Restate the full set of records exactly, word for word.

**DATA EXTRACTS**
┄┄┄┄┄┄

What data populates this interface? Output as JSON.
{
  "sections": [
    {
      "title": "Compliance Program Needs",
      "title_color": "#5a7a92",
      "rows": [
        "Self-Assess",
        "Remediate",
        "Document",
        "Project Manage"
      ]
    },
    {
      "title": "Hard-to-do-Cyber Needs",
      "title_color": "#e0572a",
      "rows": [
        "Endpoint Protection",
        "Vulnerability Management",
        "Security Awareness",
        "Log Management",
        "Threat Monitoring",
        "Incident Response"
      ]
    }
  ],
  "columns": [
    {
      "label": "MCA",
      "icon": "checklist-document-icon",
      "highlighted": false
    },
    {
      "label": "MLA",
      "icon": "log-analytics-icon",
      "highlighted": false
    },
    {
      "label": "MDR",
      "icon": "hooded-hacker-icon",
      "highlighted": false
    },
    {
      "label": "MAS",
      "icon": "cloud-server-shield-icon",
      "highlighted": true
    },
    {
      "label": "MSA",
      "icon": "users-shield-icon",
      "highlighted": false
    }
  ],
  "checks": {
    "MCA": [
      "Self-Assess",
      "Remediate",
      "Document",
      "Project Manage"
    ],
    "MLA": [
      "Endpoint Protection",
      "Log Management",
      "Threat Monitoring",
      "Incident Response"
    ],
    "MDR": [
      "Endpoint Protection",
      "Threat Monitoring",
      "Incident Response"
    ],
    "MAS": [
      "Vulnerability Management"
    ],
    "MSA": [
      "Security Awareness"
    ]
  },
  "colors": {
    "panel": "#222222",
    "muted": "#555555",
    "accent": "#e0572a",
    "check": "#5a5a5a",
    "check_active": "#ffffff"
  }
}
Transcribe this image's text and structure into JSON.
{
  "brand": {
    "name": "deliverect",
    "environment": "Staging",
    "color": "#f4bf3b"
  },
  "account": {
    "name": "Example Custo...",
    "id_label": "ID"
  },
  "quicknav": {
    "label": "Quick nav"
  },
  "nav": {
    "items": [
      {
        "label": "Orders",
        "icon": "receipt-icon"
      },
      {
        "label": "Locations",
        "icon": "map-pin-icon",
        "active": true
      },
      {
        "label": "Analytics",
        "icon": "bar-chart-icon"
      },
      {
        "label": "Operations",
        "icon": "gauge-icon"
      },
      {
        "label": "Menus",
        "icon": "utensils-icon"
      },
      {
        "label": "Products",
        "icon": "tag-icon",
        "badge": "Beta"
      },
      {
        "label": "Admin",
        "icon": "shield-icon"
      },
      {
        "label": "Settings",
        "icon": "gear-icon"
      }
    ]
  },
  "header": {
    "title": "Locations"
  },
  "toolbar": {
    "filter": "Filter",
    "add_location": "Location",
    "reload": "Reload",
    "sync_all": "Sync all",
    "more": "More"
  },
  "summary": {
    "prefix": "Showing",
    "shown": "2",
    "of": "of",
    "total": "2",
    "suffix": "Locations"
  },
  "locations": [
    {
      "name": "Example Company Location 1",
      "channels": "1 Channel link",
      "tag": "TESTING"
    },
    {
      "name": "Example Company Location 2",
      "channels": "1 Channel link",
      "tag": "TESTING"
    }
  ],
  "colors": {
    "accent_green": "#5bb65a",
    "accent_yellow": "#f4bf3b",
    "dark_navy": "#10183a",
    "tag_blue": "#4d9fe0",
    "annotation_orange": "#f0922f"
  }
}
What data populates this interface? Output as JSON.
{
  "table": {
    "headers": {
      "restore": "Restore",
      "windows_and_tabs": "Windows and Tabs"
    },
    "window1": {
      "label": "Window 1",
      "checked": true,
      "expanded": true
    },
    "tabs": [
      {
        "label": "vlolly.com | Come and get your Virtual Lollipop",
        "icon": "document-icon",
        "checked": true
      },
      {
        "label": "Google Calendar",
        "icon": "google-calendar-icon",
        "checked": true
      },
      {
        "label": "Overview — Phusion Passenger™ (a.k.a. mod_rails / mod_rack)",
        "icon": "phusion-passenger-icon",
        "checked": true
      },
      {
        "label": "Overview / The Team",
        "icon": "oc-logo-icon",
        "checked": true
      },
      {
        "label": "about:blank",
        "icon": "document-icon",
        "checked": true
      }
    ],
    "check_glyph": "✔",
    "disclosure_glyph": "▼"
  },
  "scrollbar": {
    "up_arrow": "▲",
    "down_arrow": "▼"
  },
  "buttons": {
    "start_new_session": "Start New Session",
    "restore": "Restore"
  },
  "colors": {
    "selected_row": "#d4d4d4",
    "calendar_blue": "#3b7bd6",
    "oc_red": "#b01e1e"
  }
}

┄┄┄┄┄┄

**RESULT FOR THIS TASK**
What data populates this interface? Output as JSON.
{
  "sections": [
    {
      "title": "Compliance Program Needs",
      "title_color": "#5a7a92",
      "rows": [
        "Self-Assess",
        "Remediate",
        "Document",
        "Project Manage"
      ]
    },
    {
      "title": "Hard-to-do-Cyber Needs",
      "title_color": "#e0572a",
      "rows": [
        "Endpoint Protection",
        "Vulnerability Management",
        "Security Awareness",
        "Log Management",
        "Threat Monitoring",
        "Incident Response"
      ]
    }
  ],
  "columns": [
    {
      "label": "MCA",
      "icon": "checklist-document-icon",
      "highlighted": false
    },
    {
      "label": "MLA",
      "icon": "log-analytics-icon",
      "highlighted": false
    },
    {
      "label": "MDR",
      "icon": "hooded-hacker-icon",
      "highlighted": false
    },
    {
      "label": "MAS",
      "icon": "cloud-server-shield-icon",
      "highlighted": true
    },
    {
      "label": "MSA",
      "icon": "users-shield-icon",
      "highlighted": false
    }
  ],
  "checks": {
    "MCA": [
      "Self-Assess",
      "Remediate",
      "Document",
      "Project Manage"
    ],
    "MLA": [
      "Endpoint Protection",
      "Log Management",
      "Threat Monitoring",
      "Incident Response"
    ],
    "MDR": [
      "Endpoint Protection",
      "Threat Monitoring",
      "Incident Response"
    ],
    "MAS": [
      "Vulnerability Management"
    ],
    "MSA": [
      "Security Awareness"
    ]
  },
  "colors": {
    "panel": "#222222",
    "muted": "#555555",
    "accent": "#e0572a",
    "check": "#5a5a5a",
    "check_active": "#ffffff"
  }
}
Transcribe this image's text and structure into JSON.
{
  "brand": {
    "name": "deliverect",
    "environment": "Staging",
    "color": "#f4bf3b"
  },
  "account": {
    "name": "Example Custo...",
    "id_label": "ID"
  },
  "quicknav": {
    "label": "Quick nav"
  },
  "nav": {
    "items": [
      {
        "label": "Orders",
        "icon": "receipt-icon"
      },
      {
        "label": "Locations",
        "icon": "map-pin-icon",
        "active": true
      },
      {
        "label": "Analytics",
        "icon": "bar-chart-icon"
      },
      {
        "label": "Operations",
        "icon": "gauge-icon"
      },
      {
        "label": "Menus",
        "icon": "utensils-icon"
      },
      {
        "label": "Products",
        "icon": "tag-icon",
        "badge": "Beta"
      },
      {
        "label": "Admin",
        "icon": "shield-icon"
      },
      {
        "label": "Settings",
        "icon": "gear-icon"
      }
    ]
  },
  "header": {
    "title": "Locations"
  },
  "toolbar": {
    "filter": "Filter",
    "add_location": "Location",
    "reload": "Reload",
    "sync_all": "Sync all",
    "more": "More"
  },
  "summary": {
    "prefix": "Showing",
    "shown": "2",
    "of": "of",
    "total": "2",
    "suffix": "Locations"
  },
  "locations": [
    {
      "name": "Example Company Location 1",
      "channels": "1 Channel link",
      "tag": "TESTING"
    },
    {
      "name": "Example Company Location 2",
      "channels": "1 Channel link",
      "tag": "TESTING"
    }
  ],
  "colors": {
    "accent_green": "#5bb65a",
    "accent_yellow": "#f4bf3b",
    "dark_navy": "#10183a",
    "tag_blue": "#4d9fe0",
    "annotation_orange": "#f0922f"
  }
}
What data populates this interface? Output as JSON.
{
  "table": {
    "headers": {
      "restore": "Restore",
      "windows_and_tabs": "Windows and Tabs"
    },
    "window1": {
      "label": "Window 1",
      "checked": true,
      "expanded": true
    },
    "tabs": [
      {
        "label": "vlolly.com | Come and get your Virtual Lollipop",
        "icon": "document-icon",
        "checked": true
      },
      {
        "label": "Google Calendar",
        "icon": "google-calendar-icon",
        "checked": true
      },
      {
        "label": "Overview — Phusion Passenger™ (a.k.a. mod_rails / mod_rack)",
        "icon": "phusion-passenger-icon",
        "checked": true
      },
      {
        "label": "Overview / The Team",
        "icon": "oc-logo-icon",
        "checked": true
      },
      {
        "label": "about:blank",
        "icon": "document-icon",
        "checked": true
      }
    ],
    "check_glyph": "✔",
    "disclosure_glyph": "▼"
  },
  "scrollbar": {
    "up_arrow": "▲",
    "down_arrow": "▼"
  },
  "buttons": {
    "start_new_session": "Start New Session",
    "restore": "Restore"
  },
  "colors": {
    "selected_row": "#d4d4d4",
    "calendar_blue": "#3b7bd6",
    "oc_red": "#b01e1e"
  }
}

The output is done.